=== Section Start ===

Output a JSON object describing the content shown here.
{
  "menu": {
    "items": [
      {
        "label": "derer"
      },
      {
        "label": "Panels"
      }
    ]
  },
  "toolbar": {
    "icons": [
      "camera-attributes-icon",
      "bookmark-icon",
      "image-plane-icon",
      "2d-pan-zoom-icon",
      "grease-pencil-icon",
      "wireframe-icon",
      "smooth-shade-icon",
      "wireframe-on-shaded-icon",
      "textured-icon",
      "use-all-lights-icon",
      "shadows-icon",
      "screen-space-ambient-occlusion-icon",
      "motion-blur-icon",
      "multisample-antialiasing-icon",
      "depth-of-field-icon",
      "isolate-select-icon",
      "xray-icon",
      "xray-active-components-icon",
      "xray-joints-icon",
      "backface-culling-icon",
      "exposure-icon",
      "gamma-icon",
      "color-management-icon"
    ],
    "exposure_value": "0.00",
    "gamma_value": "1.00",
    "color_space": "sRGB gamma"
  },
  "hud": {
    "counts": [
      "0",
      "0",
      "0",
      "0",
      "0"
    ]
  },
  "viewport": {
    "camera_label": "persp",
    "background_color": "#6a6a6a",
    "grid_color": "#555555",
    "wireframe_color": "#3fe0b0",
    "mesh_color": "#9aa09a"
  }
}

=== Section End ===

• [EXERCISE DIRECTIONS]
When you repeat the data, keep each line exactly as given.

• [RESULT]
Output a JSON object describing the content shown here.
{
  "menu": {
    "items": [
      {
        "label": "derer"
      },
      {
        "label": "Panels"
      }
    ]
  },
  "toolbar": {
    "icons": [
      "camera-attributes-icon",
      "bookmark-icon",
      "image-plane-icon",
      "2d-pan-zoom-icon",
      "grease-pencil-icon",
      "wireframe-icon",
      "smooth-shade-icon",
      "wireframe-on-shaded-icon",
      "textured-icon",
      "use-all-lights-icon",
      "shadows-icon",
      "screen-space-ambient-occlusion-icon",
      "motion-blur-icon",
      "multisample-antialiasing-icon",
      "depth-of-field-icon",
      "isolate-select-icon",
      "xray-icon",
      "xray-active-components-icon",
      "xray-joints-icon",
      "backface-culling-icon",
      "exposure-icon",
      "gamma-icon",
      "color-management-icon"
    ],
    "exposure_value": "0.00",
    "gamma_value": "1.00",
    "color_space": "sRGB gamma"
  },
  "hud": {
    "counts": [
      "0",
      "0",
      "0",
      "0",
      "0"
    ]
  },
  "viewport": {
    "camera_label": "persp",
    "background_color": "#6a6a6a",
    "grid_color": "#555555",
    "wireframe_color": "#3fe0b0",
    "mesh_color": "#9aa09a"
  }
}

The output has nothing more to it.